- **TASK BRIEF**:
Below are entries to examine: work out how many lines contain the word "TENNESSEE", and give only that number.
SOURCE DATA below:
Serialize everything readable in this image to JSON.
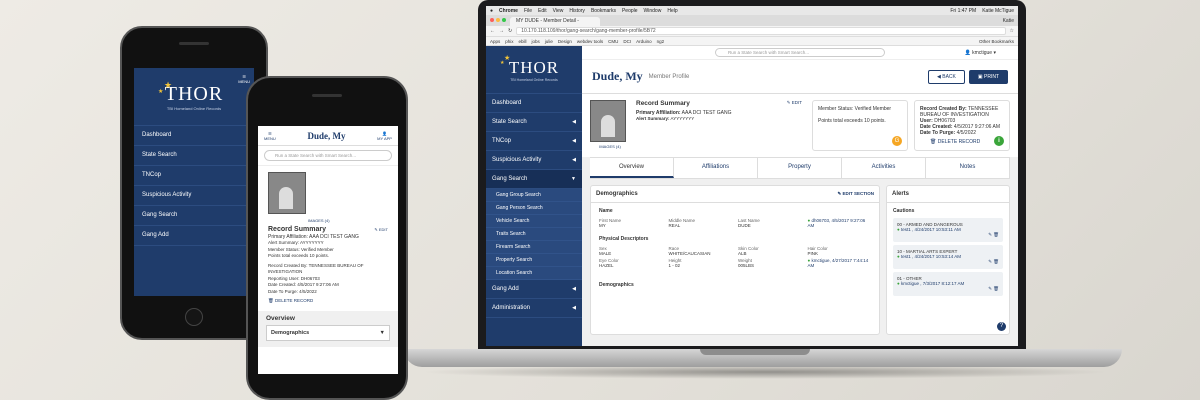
{
  "mac": {
    "menu": [
      "Chrome",
      "File",
      "Edit",
      "View",
      "History",
      "Bookmarks",
      "People",
      "Window",
      "Help"
    ],
    "clock": "Fri 1:47 PM",
    "user": "Katie McTigue"
  },
  "browser": {
    "tab_title": "MY DUDE - Member Detail -",
    "profile_name": "Katie",
    "url": "10.170.118.109/thor/gang-search/gang-member-profile/5B72",
    "bookmarks": [
      "Apps",
      "phix",
      "ebill",
      "jobs",
      "julie",
      "Design",
      "webdev tools",
      "CMU",
      "DCI",
      "Arduino",
      "ng2"
    ],
    "other_bookmarks": "Other Bookmarks"
  },
  "app": {
    "logo": "THOR",
    "logo_sub": "TBI Homeland Online Records",
    "search_placeholder": "Run a State Search with Smart Search...",
    "username": "kmctigue",
    "nav": [
      {
        "label": "Dashboard",
        "arrow": ""
      },
      {
        "label": "State Search",
        "arrow": "◀"
      },
      {
        "label": "TNCop",
        "arrow": "◀"
      },
      {
        "label": "Suspicious Activity",
        "arrow": "◀"
      },
      {
        "label": "Gang Search",
        "arrow": "▼"
      }
    ],
    "subnav": [
      "Gang Group Search",
      "Gang Person Search",
      "Vehicle Search",
      "Traits Search",
      "Firearm Search",
      "Property Search",
      "Location Search"
    ],
    "nav_after": [
      {
        "label": "Gang Add",
        "arrow": "◀"
      },
      {
        "label": "Administration",
        "arrow": "◀"
      }
    ],
    "page": {
      "name": "Dude, My",
      "subtitle": "Member Profile",
      "back": "BACK",
      "print": "PRINT"
    },
    "summary": {
      "title": "Record Summary",
      "edit": "EDIT",
      "images": "IMAGES (4)",
      "affil_label": "Primary Affiliation:",
      "affil": "AAA DCI TEST GANG",
      "alert_label": "Alert Summary:",
      "alert": "AYYYYYYY",
      "status": "Member Status: Verified Member",
      "points": "Points total exceeds 10 points.",
      "badge": "G",
      "created_by_label": "Record Created By:",
      "created_by": "TENNESSEE BUREAU OF INVESTIGATION",
      "user_label": "User:",
      "user": "DH06703",
      "date_created_label": "Date Created:",
      "date_created": "4/5/2017 9:27:06 AM",
      "purge_label": "Date To Purge:",
      "purge": "4/5/2022",
      "delete": "DELETE RECORD",
      "info_badge": "i"
    },
    "tabs": [
      "Overview",
      "Affiliations",
      "Property",
      "Activities",
      "Notes"
    ],
    "demographics": {
      "title": "Demographics",
      "edit": "EDIT SECTION",
      "name_head": "Name",
      "name_fields": [
        [
          "First Name",
          "MY"
        ],
        [
          "Middle Name",
          "REAL"
        ],
        [
          "Last Name",
          "DUDE"
        ],
        [
          "",
          "dh06703, 4/5/2017 9:27:06 AM"
        ]
      ],
      "phys_head": "Physical Descriptors",
      "phys_fields": [
        [
          "Sex",
          "MALE"
        ],
        [
          "Race",
          "WHITE/CAUCASIAN"
        ],
        [
          "Skin Color",
          "ALB"
        ],
        [
          "Hair Color",
          "PINK"
        ],
        [
          "Eye Color",
          "HAZEL"
        ],
        [
          "Height",
          "1 - 02"
        ],
        [
          "Weight",
          "005LBS"
        ],
        [
          "",
          "kmctigue, 4/27/2017 7:44:14 AM"
        ]
      ],
      "more": "Demographics"
    },
    "alerts": {
      "title": "Alerts",
      "cautions": "Cautions",
      "items": [
        {
          "title": "00 - ARMED AND DANGEROUS",
          "by": "test1 , 4/24/2017 10:53:11 AM"
        },
        {
          "title": "10 - MARTIAL ARTS EXPERT",
          "by": "test1 , 4/24/2017 10:53:14 AM"
        },
        {
          "title": "01 - OTHER",
          "by": "kmctigue , 7/3/2017 8:12:17 AM"
        }
      ]
    }
  },
  "phone_back": {
    "logo": "THOR",
    "logo_sub": "TBI Homeland Online Records",
    "menu": "MENU",
    "nav": [
      "Dashboard",
      "State Search",
      "TNCop",
      "Suspicious Activity",
      "Gang Search",
      "Gang Add"
    ]
  },
  "phone_front": {
    "menu": "MENU",
    "title": "Dude, My",
    "myapp": "MY APP",
    "search_placeholder": "Run a State Search with Smart Search...",
    "images": "IMAGES (4)",
    "summary_title": "Record Summary",
    "edit": "EDIT",
    "affil": "Primary Affiliation: AAA DCI TEST GANG",
    "alert": "Alert Summary: AYYYYYYY",
    "status": "Member Status: Verified Member",
    "points": "Points total exceeds 10 points.",
    "created": "Record Created By: TENNESSEE BUREAU OF INVESTIGATION",
    "user": "Reporting User: DH06703",
    "date": "Date Created: 4/5/2017 9:27:06 AM",
    "purge": "Date To Purge: 4/5/2022",
    "delete": "DELETE RECORD",
    "overview": "Overview",
    "demo": "Demographics"
  }
}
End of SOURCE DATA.
- **YOUR RESPONSE**:
2